Breast cancer is increasing among women in their 40s, with about 2% of women newly diagnosed with breast cancer each year, according to John Wong, an internist and professor of medicine at Tufts University School of Medicine. The task force has changed its recommendations to estimate that starting screening early can catch breast cancer earlier and save more lives. There is an even greater potential benefit for Black women, who are far more likely to die from breast cancer. According to American Cancer Society data, Black women are at higher risk of developing breast cancer before age 40 than white women. They are also more likely to develop a more aggressive form called triple-negative breast cancer. Over 43,000 women die from breast cancer.

A mammogram is an X-ray of the breast that can help screen for signs of breast cancer and diagnose any palpable lumps, making it the gold standard in breast cancer screening. Many breast cancer experts welcomed the task force’s recommendations for lowering the recommended age at which women should begin screening mammograms. However, some professional organizations and physicians focused on breast health say their recommendations are not sufficient and recommend annual mammograms to screen for cancer instead of biennial screenings. They suggest that mammogram appointments are easier to remember and that spacing them one year apart between screenings gives cancer more time to grow undetected.
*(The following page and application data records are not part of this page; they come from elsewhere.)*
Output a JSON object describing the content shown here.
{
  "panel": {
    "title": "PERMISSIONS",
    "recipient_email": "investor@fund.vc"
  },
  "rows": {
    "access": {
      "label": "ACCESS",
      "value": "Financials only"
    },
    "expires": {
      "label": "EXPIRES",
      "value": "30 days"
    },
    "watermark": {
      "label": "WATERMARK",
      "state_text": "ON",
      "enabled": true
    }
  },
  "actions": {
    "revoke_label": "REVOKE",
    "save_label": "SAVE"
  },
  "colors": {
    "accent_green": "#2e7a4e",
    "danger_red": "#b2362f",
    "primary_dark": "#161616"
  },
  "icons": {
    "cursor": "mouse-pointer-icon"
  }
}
Many organizations make different recommendations for mammography screening, leading to confusion among women and their physicians. The American Cancer Society recommends that all women begin annual screening by age 45 and states that certain high-risk women should begin annual screening by age 40. Women with dense breasts, except women considered at high risk, such as those who had a breast biopsy or breast cancer, or those who have BRCA1 or BRCA2 gene mutations, should also receive additional imaging tests like ultrasound or MRI if there is not enough breast tissue for a mammogram.

The recommendations are based on preventive medicine, and women at high-risk should be supervised by a breast cancer specialist who can give them more individualized guidance. Women who have had all of their breast tissue removed by a mastectomy and nonbinary or transgender people who have had most (but not all) of their breast tissue removed and still have regular breast cancer screening needs are also advised to take mammograms.

The current evidence is insufficient to determine the balance of benefits and harms of supplemental breast cancer screening. Experts recommend additional research on ultrasound, MRI, or other additional screening. Once the recommendations are finalized, they will be published in JAMA, the journal of the American Medical Association.

Leave a Reply